Task description:
Make an exact copy of all the data.

Top of Given data

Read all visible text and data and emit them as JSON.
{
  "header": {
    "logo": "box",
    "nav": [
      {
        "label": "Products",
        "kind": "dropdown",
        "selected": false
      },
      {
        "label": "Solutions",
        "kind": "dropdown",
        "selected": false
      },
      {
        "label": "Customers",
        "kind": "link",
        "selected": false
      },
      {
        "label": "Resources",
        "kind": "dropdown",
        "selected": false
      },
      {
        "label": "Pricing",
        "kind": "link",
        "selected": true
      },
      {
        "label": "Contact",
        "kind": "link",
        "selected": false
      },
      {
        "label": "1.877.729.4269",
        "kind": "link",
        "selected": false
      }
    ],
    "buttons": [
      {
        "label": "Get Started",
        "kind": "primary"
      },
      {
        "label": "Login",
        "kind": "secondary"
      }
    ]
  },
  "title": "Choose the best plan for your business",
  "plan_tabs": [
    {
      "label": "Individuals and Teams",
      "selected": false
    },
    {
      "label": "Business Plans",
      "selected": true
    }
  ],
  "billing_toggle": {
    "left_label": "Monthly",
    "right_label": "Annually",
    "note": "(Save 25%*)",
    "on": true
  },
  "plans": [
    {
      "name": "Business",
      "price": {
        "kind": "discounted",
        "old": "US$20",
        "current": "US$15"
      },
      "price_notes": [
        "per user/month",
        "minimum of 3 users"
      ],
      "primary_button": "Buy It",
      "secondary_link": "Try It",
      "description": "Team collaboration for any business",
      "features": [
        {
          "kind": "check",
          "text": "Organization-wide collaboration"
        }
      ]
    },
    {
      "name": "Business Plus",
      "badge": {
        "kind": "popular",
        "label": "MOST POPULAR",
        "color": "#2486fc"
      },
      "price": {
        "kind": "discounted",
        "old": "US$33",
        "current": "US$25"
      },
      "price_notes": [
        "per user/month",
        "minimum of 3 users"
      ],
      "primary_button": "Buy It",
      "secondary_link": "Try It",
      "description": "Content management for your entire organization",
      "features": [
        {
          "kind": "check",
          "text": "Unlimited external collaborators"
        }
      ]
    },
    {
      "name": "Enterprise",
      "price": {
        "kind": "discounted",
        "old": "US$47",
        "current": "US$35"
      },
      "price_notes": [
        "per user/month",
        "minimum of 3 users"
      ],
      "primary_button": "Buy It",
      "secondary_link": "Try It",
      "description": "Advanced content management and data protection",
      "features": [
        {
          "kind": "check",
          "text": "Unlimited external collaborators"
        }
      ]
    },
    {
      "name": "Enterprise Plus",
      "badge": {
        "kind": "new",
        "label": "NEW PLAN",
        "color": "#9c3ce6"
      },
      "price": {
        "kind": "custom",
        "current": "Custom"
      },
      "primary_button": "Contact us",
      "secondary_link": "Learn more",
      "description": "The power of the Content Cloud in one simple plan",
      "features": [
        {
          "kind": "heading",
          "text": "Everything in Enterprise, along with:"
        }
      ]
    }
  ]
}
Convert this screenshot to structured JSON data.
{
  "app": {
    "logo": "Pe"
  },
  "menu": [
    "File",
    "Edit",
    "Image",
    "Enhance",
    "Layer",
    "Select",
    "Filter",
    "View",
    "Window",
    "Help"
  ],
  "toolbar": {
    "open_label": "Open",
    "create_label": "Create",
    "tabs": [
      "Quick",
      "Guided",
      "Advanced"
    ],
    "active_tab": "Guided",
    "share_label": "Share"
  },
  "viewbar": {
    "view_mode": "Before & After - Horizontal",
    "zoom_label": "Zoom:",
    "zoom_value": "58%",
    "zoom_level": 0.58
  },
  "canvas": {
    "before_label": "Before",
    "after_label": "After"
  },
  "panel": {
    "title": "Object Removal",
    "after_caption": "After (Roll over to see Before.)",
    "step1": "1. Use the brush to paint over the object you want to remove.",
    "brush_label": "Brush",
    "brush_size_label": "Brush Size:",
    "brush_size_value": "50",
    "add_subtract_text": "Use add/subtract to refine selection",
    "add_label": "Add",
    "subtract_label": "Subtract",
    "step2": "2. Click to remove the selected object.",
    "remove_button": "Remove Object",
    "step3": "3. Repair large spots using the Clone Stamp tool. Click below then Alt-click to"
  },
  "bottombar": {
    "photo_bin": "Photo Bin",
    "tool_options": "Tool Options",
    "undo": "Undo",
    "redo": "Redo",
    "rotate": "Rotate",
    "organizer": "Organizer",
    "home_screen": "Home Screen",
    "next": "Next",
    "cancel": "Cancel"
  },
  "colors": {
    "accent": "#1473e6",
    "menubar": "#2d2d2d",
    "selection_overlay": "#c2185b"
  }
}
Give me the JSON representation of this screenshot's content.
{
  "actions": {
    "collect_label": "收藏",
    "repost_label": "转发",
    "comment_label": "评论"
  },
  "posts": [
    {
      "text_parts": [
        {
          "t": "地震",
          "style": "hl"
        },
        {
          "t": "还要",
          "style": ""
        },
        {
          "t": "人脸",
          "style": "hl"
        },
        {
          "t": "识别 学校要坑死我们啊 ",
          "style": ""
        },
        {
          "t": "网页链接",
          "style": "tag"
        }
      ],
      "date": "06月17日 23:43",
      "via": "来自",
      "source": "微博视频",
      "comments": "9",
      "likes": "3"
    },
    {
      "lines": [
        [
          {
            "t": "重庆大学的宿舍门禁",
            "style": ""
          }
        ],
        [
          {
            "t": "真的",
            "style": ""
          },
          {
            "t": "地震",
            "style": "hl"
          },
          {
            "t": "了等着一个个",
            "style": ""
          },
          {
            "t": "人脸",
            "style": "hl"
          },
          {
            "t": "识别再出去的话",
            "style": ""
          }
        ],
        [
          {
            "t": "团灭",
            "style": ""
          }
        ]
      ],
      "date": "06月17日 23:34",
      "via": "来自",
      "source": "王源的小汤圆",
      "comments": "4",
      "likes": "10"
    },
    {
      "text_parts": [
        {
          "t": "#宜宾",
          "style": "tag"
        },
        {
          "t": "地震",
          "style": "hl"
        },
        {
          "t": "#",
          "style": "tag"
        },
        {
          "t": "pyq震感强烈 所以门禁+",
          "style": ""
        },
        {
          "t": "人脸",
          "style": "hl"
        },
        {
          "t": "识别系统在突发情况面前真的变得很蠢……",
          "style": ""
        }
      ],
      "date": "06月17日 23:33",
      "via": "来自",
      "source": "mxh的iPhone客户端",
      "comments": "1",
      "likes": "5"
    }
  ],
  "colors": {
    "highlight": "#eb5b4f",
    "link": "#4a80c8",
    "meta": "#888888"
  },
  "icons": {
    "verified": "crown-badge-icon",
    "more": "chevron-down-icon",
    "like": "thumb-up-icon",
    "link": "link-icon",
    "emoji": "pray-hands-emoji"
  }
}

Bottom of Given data

Result for this task:
Read all visible text and data and emit them as JSON.
{
  "header": {
    "logo": "box",
    "nav": [
      {
        "label": "Products",
        "kind": "dropdown",
        "selected": false
      },
      {
        "label": "Solutions",
        "kind": "dropdown",
        "selected": false
      },
      {
        "label": "Customers",
        "kind": "link",
        "selected": false
      },
      {
        "label": "Resources",
        "kind": "dropdown",
        "selected": false
      },
      {
        "label": "Pricing",
        "kind": "link",
        "selected": true
      },
      {
        "label": "Contact",
        "kind": "link",
        "selected": false
      },
      {
        "label": "1.877.729.4269",
        "kind": "link",
        "selected": false
      }
    ],
    "buttons": [
      {
        "label": "Get Started",
        "kind": "primary"
      },
      {
        "label": "Login",
        "kind": "secondary"
      }
    ]
  },
  "title": "Choose the best plan for your business",
  "plan_tabs": [
    {
      "label": "Individuals and Teams",
      "selected": false
    },
    {
      "label": "Business Plans",
      "selected": true
    }
  ],
  "billing_toggle": {
    "left_label": "Monthly",
    "right_label": "Annually",
    "note": "(Save 25%*)",
    "on": true
  },
  "plans": [
    {
      "name": "Business",
      "price": {
        "kind": "discounted",
        "old": "US$20",
        "current": "US$15"
      },
      "price_notes": [
        "per user/month",
        "minimum of 3 users"
      ],
      "primary_button": "Buy It",
      "secondary_link": "Try It",
      "description": "Team collaboration for any business",
      "features": [
        {
          "kind": "check",
          "text": "Organization-wide collaboration"
        }
      ]
    },
    {
      "name": "Business Plus",
      "badge": {
        "kind": "popular",
        "label": "MOST POPULAR",
        "color": "#2486fc"
      },
      "price": {
        "kind": "discounted",
        "old": "US$33",
        "current": "US$25"
      },
      "price_notes": [
        "per user/month",
        "minimum of 3 users"
      ],
      "primary_button": "Buy It",
      "secondary_link": "Try It",
      "description": "Content management for your entire organization",
      "features": [
        {
          "kind": "check",
          "text": "Unlimited external collaborators"
        }
      ]
    },
    {
      "name": "Enterprise",
      "price": {
        "kind": "discounted",
        "old": "US$47",
        "current": "US$35"
      },
      "price_notes": [
        "per user/month",
        "minimum of 3 users"
      ],
      "primary_button": "Buy It",
      "secondary_link": "Try It",
      "description": "Advanced content management and data protection",
      "features": [
        {
          "kind": "check",
          "text": "Unlimited external collaborators"
        }
      ]
    },
    {
      "name": "Enterprise Plus",
      "badge": {
        "kind": "new",
        "label": "NEW PLAN",
        "color": "#9c3ce6"
      },
      "price": {
        "kind": "custom",
        "current": "Custom"
      },
      "primary_button": "Contact us",
      "secondary_link": "Learn more",
      "description": "The power of the Content Cloud in one simple plan",
      "features": [
        {
          "kind": "heading",
          "text": "Everything in Enterprise, along with:"
        }
      ]
    }
  ]
}
Convert this screenshot to structured JSON data.
{
  "app": {
    "logo": "Pe"
  },
  "menu": [
    "File",
    "Edit",
    "Image",
    "Enhance",
    "Layer",
    "Select",
    "Filter",
    "View",
    "Window",
    "Help"
  ],
  "toolbar": {
    "open_label": "Open",
    "create_label": "Create",
    "tabs": [
      "Quick",
      "Guided",
      "Advanced"
    ],
    "active_tab": "Guided",
    "share_label": "Share"
  },
  "viewbar": {
    "view_mode": "Before & After - Horizontal",
    "zoom_label": "Zoom:",
    "zoom_value": "58%",
    "zoom_level": 0.58
  },
  "canvas": {
    "before_label": "Before",
    "after_label": "After"
  },
  "panel": {
    "title": "Object Removal",
    "after_caption": "After (Roll over to see Before.)",
    "step1": "1. Use the brush to paint over the object you want to remove.",
    "brush_label": "Brush",
    "brush_size_label": "Brush Size:",
    "brush_size_value": "50",
    "add_subtract_text": "Use add/subtract to refine selection",
    "add_label": "Add",
    "subtract_label": "Subtract",
    "step2": "2. Click to remove the selected object.",
    "remove_button": "Remove Object",
    "step3": "3. Repair large spots using the Clone Stamp tool. Click below then Alt-click to"
  },
  "bottombar": {
    "photo_bin": "Photo Bin",
    "tool_options": "Tool Options",
    "undo": "Undo",
    "redo": "Redo",
    "rotate": "Rotate",
    "organizer": "Organizer",
    "home_screen": "Home Screen",
    "next": "Next",
    "cancel": "Cancel"
  },
  "colors": {
    "accent": "#1473e6",
    "menubar": "#2d2d2d",
    "selection_overlay": "#c2185b"
  }
}
Give me the JSON representation of this screenshot's content.
{
  "actions": {
    "collect_label": "收藏",
    "repost_label": "转发",
    "comment_label": "评论"
  },
  "posts": [
    {
      "text_parts": [
        {
          "t": "地震",
          "style": "hl"
        },
        {
          "t": "还要",
          "style": ""
        },
        {
          "t": "人脸",
          "style": "hl"
        },
        {
          "t": "识别 学校要坑死我们啊 ",
          "style": ""
        },
        {
          "t": "网页链接",
          "style": "tag"
        }
      ],
      "date": "06月17日 23:43",
      "via": "来自",
      "source": "微博视频",
      "comments": "9",
      "likes": "3"
    },
    {
      "lines": [
        [
          {
            "t": "重庆大学的宿舍门禁",
            "style": ""
          }
        ],
        [
          {
            "t": "真的",
            "style": ""
          },
          {
            "t": "地震",
            "style": "hl"
          },
          {
            "t": "了等着一个个",
            "style": ""
          },
          {
            "t": "人脸",
            "style": "hl"
          },
          {
            "t": "识别再出去的话",
            "style": ""
          }
        ],
        [
          {
            "t": "团灭",
            "style": ""
          }
        ]
      ],
      "date": "06月17日 23:34",
      "via": "来自",
      "source": "王源的小汤圆",
      "comments": "4",
      "likes": "10"
    },
    {
      "text_parts": [
        {
          "t": "#宜宾",
          "style": "tag"
        },
        {
          "t": "地震",
          "style": "hl"
        },
        {
          "t": "#",
          "style": "tag"
        },
        {
          "t": "pyq震感强烈 所以门禁+",
          "style": ""
        },
        {
          "t": "人脸",
          "style": "hl"
        },
        {
          "t": "识别系统在突发情况面前真的变得很蠢……",
          "style": ""
        }
      ],
      "date": "06月17日 23:33",
      "via": "来自",
      "source": "mxh的iPhone客户端",
      "comments": "1",
      "likes": "5"
    }
  ],
  "colors": {
    "highlight": "#eb5b4f",
    "link": "#4a80c8",
    "meta": "#888888"
  },
  "icons": {
    "verified": "crown-badge-icon",
    "more": "chevron-down-icon",
    "like": "thumb-up-icon",
    "link": "link-icon",
    "emoji": "pray-hands-emoji"
  }
}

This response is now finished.